(MATERIAL FOR THIS TASK begins)

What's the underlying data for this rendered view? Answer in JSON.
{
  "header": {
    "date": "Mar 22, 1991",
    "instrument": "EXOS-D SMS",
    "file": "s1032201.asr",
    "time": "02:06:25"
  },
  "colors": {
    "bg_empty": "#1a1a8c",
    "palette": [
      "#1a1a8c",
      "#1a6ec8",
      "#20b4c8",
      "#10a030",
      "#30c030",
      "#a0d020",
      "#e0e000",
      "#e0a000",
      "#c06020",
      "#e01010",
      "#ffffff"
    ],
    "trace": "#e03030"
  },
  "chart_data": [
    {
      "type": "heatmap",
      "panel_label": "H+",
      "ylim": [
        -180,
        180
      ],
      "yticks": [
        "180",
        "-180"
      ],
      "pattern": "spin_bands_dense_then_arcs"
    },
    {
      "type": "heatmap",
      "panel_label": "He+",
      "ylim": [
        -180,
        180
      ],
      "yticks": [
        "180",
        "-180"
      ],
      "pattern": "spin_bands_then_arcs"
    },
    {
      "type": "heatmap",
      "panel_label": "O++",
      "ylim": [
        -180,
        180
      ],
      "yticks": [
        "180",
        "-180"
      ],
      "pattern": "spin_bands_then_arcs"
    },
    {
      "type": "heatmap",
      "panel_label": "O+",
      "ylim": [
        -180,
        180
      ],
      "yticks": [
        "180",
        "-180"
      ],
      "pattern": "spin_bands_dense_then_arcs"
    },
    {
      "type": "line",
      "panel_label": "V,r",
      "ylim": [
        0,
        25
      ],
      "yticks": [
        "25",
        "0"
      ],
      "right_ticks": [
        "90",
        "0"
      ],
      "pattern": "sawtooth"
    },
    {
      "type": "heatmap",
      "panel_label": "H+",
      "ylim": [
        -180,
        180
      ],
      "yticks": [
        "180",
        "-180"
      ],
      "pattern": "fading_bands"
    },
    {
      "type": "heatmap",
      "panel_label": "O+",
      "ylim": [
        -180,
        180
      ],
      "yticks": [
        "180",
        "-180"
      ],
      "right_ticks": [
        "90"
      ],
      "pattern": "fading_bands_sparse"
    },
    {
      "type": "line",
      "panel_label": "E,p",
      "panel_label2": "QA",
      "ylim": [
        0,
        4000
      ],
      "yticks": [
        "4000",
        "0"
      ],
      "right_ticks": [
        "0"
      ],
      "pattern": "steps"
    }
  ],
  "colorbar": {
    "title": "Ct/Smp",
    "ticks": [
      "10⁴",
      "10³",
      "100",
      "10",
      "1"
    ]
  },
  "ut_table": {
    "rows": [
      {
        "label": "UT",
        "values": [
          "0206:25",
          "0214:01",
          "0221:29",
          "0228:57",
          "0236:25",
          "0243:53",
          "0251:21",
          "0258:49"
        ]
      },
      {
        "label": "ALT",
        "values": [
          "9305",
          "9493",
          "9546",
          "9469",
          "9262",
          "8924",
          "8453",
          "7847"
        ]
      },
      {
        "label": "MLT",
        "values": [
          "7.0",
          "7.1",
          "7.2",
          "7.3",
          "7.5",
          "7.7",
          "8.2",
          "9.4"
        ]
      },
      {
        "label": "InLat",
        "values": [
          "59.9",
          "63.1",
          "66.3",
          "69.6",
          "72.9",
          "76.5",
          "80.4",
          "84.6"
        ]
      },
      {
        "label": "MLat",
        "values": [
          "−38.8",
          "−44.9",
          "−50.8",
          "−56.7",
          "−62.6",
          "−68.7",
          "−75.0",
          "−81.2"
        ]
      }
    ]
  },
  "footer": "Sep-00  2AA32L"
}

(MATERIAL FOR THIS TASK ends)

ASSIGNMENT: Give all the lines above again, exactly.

REPLY TO THE TASK:
What's the underlying data for this rendered view? Answer in JSON.
{
  "header": {
    "date": "Mar 22, 1991",
    "instrument": "EXOS-D SMS",
    "file": "s1032201.asr",
    "time": "02:06:25"
  },
  "colors": {
    "bg_empty": "#1a1a8c",
    "palette": [
      "#1a1a8c",
      "#1a6ec8",
      "#20b4c8",
      "#10a030",
      "#30c030",
      "#a0d020",
      "#e0e000",
      "#e0a000",
      "#c06020",
      "#e01010",
      "#ffffff"
    ],
    "trace": "#e03030"
  },
  "chart_data": [
    {
      "type": "heatmap",
      "panel_label": "H+",
      "ylim": [
        -180,
        180
      ],
      "yticks": [
        "180",
        "-180"
      ],
      "pattern": "spin_bands_dense_then_arcs"
    },
    {
      "type": "heatmap",
      "panel_label": "He+",
      "ylim": [
        -180,
        180
      ],
      "yticks": [
        "180",
        "-180"
      ],
      "pattern": "spin_bands_then_arcs"
    },
    {
      "type": "heatmap",
      "panel_label": "O++",
      "ylim": [
        -180,
        180
      ],
      "yticks": [
        "180",
        "-180"
      ],
      "pattern": "spin_bands_then_arcs"
    },
    {
      "type": "heatmap",
      "panel_label": "O+",
      "ylim": [
        -180,
        180
      ],
      "yticks": [
        "180",
        "-180"
      ],
      "pattern": "spin_bands_dense_then_arcs"
    },
    {
      "type": "line",
      "panel_label": "V,r",
      "ylim": [
        0,
        25
      ],
      "yticks": [
        "25",
        "0"
      ],
      "right_ticks": [
        "90",
        "0"
      ],
      "pattern": "sawtooth"
    },
    {
      "type": "heatmap",
      "panel_label": "H+",
      "ylim": [
        -180,
        180
      ],
      "yticks": [
        "180",
        "-180"
      ],
      "pattern": "fading_bands"
    },
    {
      "type": "heatmap",
      "panel_label": "O+",
      "ylim": [
        -180,
        180
      ],
      "yticks": [
        "180",
        "-180"
      ],
      "right_ticks": [
        "90"
      ],
      "pattern": "fading_bands_sparse"
    },
    {
      "type": "line",
      "panel_label": "E,p",
      "panel_label2": "QA",
      "ylim": [
        0,
        4000
      ],
      "yticks": [
        "4000",
        "0"
      ],
      "right_ticks": [
        "0"
      ],
      "pattern": "steps"
    }
  ],
  "colorbar": {
    "title": "Ct/Smp",
    "ticks": [
      "10⁴",
      "10³",
      "100",
      "10",
      "1"
    ]
  },
  "ut_table": {
    "rows": [
      {
        "label": "UT",
        "values": [
          "0206:25",
          "0214:01",
          "0221:29",
          "0228:57",
          "0236:25",
          "0243:53",
          "0251:21",
          "0258:49"
        ]
      },
      {
        "label": "ALT",
        "values": [
          "9305",
          "9493",
          "9546",
          "9469",
          "9262",
          "8924",
          "8453",
          "7847"
        ]
      },
      {
        "label": "MLT",
        "values": [
          "7.0",
          "7.1",
          "7.2",
          "7.3",
          "7.5",
          "7.7",
          "8.2",
          "9.4"
        ]
      },
      {
        "label": "InLat",
        "values": [
          "59.9",
          "63.1",
          "66.3",
          "69.6",
          "72.9",
          "76.5",
          "80.4",
          "84.6"
        ]
      },
      {
        "label": "MLat",
        "values": [
          "−38.8",
          "−44.9",
          "−50.8",
          "−56.7",
          "−62.6",
          "−68.7",
          "−75.0",
          "−81.2"
        ]
      }
    ]
  },
  "footer": "Sep-00  2AA32L"
}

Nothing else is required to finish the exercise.